The Credit Check
Just how do they check, how do they score and what can they find ?
What is a credit check?
When you apply for a loan, credit card, store card or mortgage, the lender will conduct a credit check before approving your application. To define, a credit check is the process of judging the creditworthiness of the borrower by reviewing his credit repayment history. The lender basically examines the borrower’s capability to abide to their financial responsibilities. A credit check gives assurance to the creditor that the lender will repay his loan regularly.
What things are taken into account while performing a credit check?
While performing a credit check, the lender will give you points on the following details.
- Your employment status

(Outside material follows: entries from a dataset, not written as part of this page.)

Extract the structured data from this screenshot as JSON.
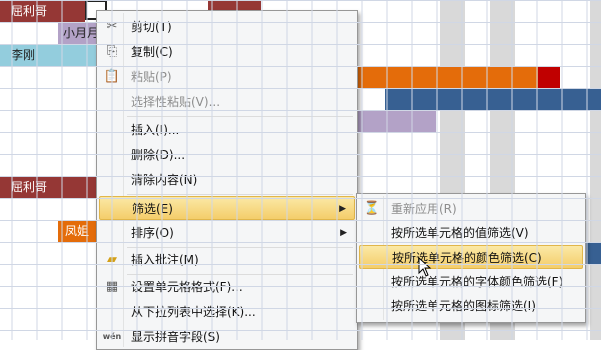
{
  "sheet": {
    "colors": {
      "brown": "#953735",
      "lavender": "#b3a2c7",
      "lightblue": "#93cddd",
      "orange": "#e46c0a",
      "blue": "#376092",
      "red": "#c00000",
      "gray": "#d9d9d9"
    },
    "cells": {
      "brown_top": "屈利哥",
      "lavender_row2": "小月月",
      "lightblue_row3": "李刚",
      "brown_row8": "屈利哥",
      "orange_row10": "凤姐"
    }
  },
  "context_menu": {
    "items": [
      {
        "label": "剪切(T)",
        "icon": "scissors-icon",
        "enabled": true
      },
      {
        "label": "复制(C)",
        "icon": "copy-icon",
        "enabled": true
      },
      {
        "label": "粘贴(P)",
        "icon": "paste-icon",
        "enabled": false
      },
      {
        "label": "选择性粘贴(V)...",
        "icon": "",
        "enabled": false
      },
      {
        "label": "插入(I)...",
        "icon": "",
        "enabled": true
      },
      {
        "label": "删除(D)...",
        "icon": "",
        "enabled": true
      },
      {
        "label": "清除内容(N)",
        "icon": "",
        "enabled": true
      },
      {
        "label": "筛选(E)",
        "icon": "",
        "enabled": true,
        "submenu": true,
        "highlighted": true
      },
      {
        "label": "排序(O)",
        "icon": "",
        "enabled": true,
        "submenu": true
      },
      {
        "label": "插入批注(M)",
        "icon": "comment-icon",
        "enabled": true
      },
      {
        "label": "设置单元格格式(F)...",
        "icon": "format-cells-icon",
        "enabled": true
      },
      {
        "label": "从下拉列表中选择(K)...",
        "icon": "",
        "enabled": true
      },
      {
        "label": "显示拼音字段(S)",
        "icon": "phonetic-icon",
        "enabled": true
      }
    ]
  },
  "filter_submenu": {
    "items": [
      {
        "label": "重新应用(R)",
        "icon": "reapply-filter-icon",
        "enabled": false
      },
      {
        "label": "按所选单元格的值筛选(V)",
        "enabled": true
      },
      {
        "label": "按所选单元格的颜色筛选(C)",
        "enabled": true,
        "highlighted": true
      },
      {
        "label": "按所选单元格的字体颜色筛选(F)",
        "enabled": true
      },
      {
        "label": "按所选单元格的图标筛选(I)",
        "enabled": true
      }
    ]
  }
}
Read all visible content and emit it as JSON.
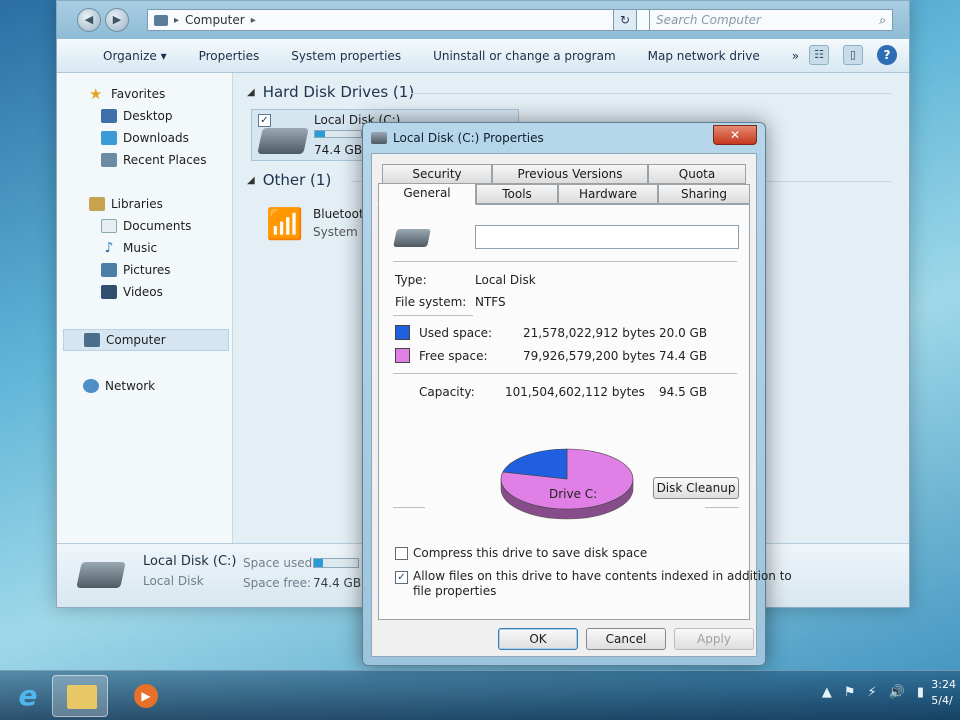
{
  "explorer": {
    "address": "Computer",
    "search_placeholder": "Search Computer",
    "toolbar": {
      "organize": "Organize ▾",
      "properties": "Properties",
      "system_properties": "System properties",
      "uninstall": "Uninstall or change a program",
      "map_drive": "Map network drive",
      "more": "»"
    },
    "nav": {
      "favorites": "Favorites",
      "desktop": "Desktop",
      "downloads": "Downloads",
      "recent": "Recent Places",
      "libraries": "Libraries",
      "documents": "Documents",
      "music": "Music",
      "pictures": "Pictures",
      "videos": "Videos",
      "computer": "Computer",
      "network": "Network"
    },
    "content": {
      "hdd_group": "Hard Disk Drives (1)",
      "other_group": "Other (1)",
      "drive_name": "Local Disk (C:)",
      "drive_free": "74.4 GB",
      "drive_used_fraction": 0.21,
      "bt_name": "Bluetoot",
      "bt_sub": "System F"
    },
    "details": {
      "title": "Local Disk (C:)",
      "subtitle": "Local Disk",
      "space_used_label": "Space used:",
      "space_free_label": "Space free:",
      "space_free_value": "74.4 GB",
      "used_fraction": 0.21
    }
  },
  "dialog": {
    "title": "Local Disk (C:) Properties",
    "close": "✕",
    "tabs": {
      "security": "Security",
      "previous": "Previous Versions",
      "quota": "Quota",
      "general": "General",
      "tools": "Tools",
      "hardware": "Hardware",
      "sharing": "Sharing"
    },
    "name_value": "",
    "type_label": "Type:",
    "type_value": "Local Disk",
    "fs_label": "File system:",
    "fs_value": "NTFS",
    "used_label": "Used space:",
    "used_bytes": "21,578,022,912 bytes",
    "used_gb": "20.0 GB",
    "free_label": "Free space:",
    "free_bytes": "79,926,579,200 bytes",
    "free_gb": "74.4 GB",
    "capacity_label": "Capacity:",
    "capacity_bytes": "101,504,602,112 bytes",
    "capacity_gb": "94.5 GB",
    "drive_label": "Drive C:",
    "cleanup": "Disk Cleanup",
    "compress_label": "Compress this drive to save disk space",
    "compress_checked": false,
    "index_label_1": "Allow files on this drive to have contents indexed in addition to",
    "index_label_2": "file properties",
    "index_checked": true,
    "ok": "OK",
    "cancel": "Cancel",
    "apply": "Apply",
    "colors": {
      "used": "#1f5fe0",
      "free": "#e080e6"
    }
  },
  "taskbar": {
    "clock_time": "3:24",
    "clock_date": "5/4/"
  },
  "chart_data": {
    "type": "pie",
    "categories": [
      "Used space",
      "Free space"
    ],
    "values": [
      21578022912,
      79926579200
    ],
    "colors": [
      "#1f5fe0",
      "#e080e6"
    ]
  }
}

- Number of years you have lived in your current house
- Your credit card details
- Your income details
- Other loans you have availed
- Your repayment record
- Number of arrears, defaults and missed payments you had
- If you have any CCJ registered against you
- Have you ever been declared a bankruptcy
After evaluating all this, the lender will make your credit report, mentioning your credit score according to his parameters.
The lender will not ask you for all the information required, nor will they usually research themselves – they will turn to the services of a credit reference agency who will hold all you financial history on a central database ….. scarey isn’t it !!!
There are three main credit reference agencies in the UK:
This information is NOT private – YOU are entitled to see your report and check the information held.
County court judgments will automatically be registered and are kept on record for period of six years. The information a credit reference agency hold about you is known as your credit report (or file).Credit reference agencies hold information about your credit agreements (including any arrears), county court judgments (CCJs) and electoral roll information. A lender can only pass on information about your credit agreements with your consent. You usually give this consent when you sign the credit agreement. Failure to obtain your consent is a breach of the Data Protection Act 1998.
Credit reference agencies provide factual information with your consent, so that a company can make a decision about whether to lend you money. They do not have a ‘blacklist’ of people who should not be given credit.
When being considered for credit, a lender may also take into account factors such as your age, occupation and whether you are a homeowner, (the information you give them on your credit application). Lenders often assess this information and the information on your credit report using a process known as credit scoring (see below). They will also take into account whether you are on the electoral register. This may be an important part of the lender deciding whether to give you credit.
You can apply to go on the electoral register at any time of the year. Contact your local council for further assistance. You should make sure you fill in the electoral registration form sent out in September or contact your local council if you move at any time in the year.
The lender may give points to each piece of information it has and then add them up to give you a credit score. If you do not score above the particular company’s pass level then you may well be turned down. The score might take into account the information on your credit report. Each lender has their own policy guidelines that they follow when making lending decisions.
Every time you apply for credit a ‘search’ by the lender is marked on your credit report. Searches stay on your file for different times depending upon which credit reference agency was used. Experian holds search entries for 12 months, Equifax and Callcredit for up to 24 months.
Ask the lender if they are using a credit score to decide whether to give you credit. If the company uses a computerised system you should be given broad information about how credit scoring works and the type of things they have taken into account in the scoring system for that company. If you are turned down they should tell you if you didn’t pass. They should also tell you if you were turned down for any other reason, for example, because of the information held on your credit report.
If the decision was made solely using a computerised scoring system you can ask the lender to look at your application again. This review should be done manually and not using an automated system. You may have to supply extra information to support your application.
If you are refused credit you should ask the lender which credit reference agency they used and request a copy of your report from that agency.
If you have been refused credit, then you should ask the lender which credit reference agency was consulted and whether the credit reference agency’s information was the reason for the decision. You can contact this agency and ask for a copy of your credit report under the Data Protection Act 1998. At the time of writing this costs £2 by letter or over the internet and £3.50 by telephone from Experian. The agency will require your full name, current address, date of birth and any previous addresses that you have lived at for the past six years. Your report should be sent to you within seven working days unless the agency needs you to send proof of your identity, for example, if you have moved home recently. If the information is incorrect then you have a right to ask the agency to remove or correct the information.
You should check information held by all of the three main credit reference agencies, Experian, Equifax and Callcredit plc as some information may be different.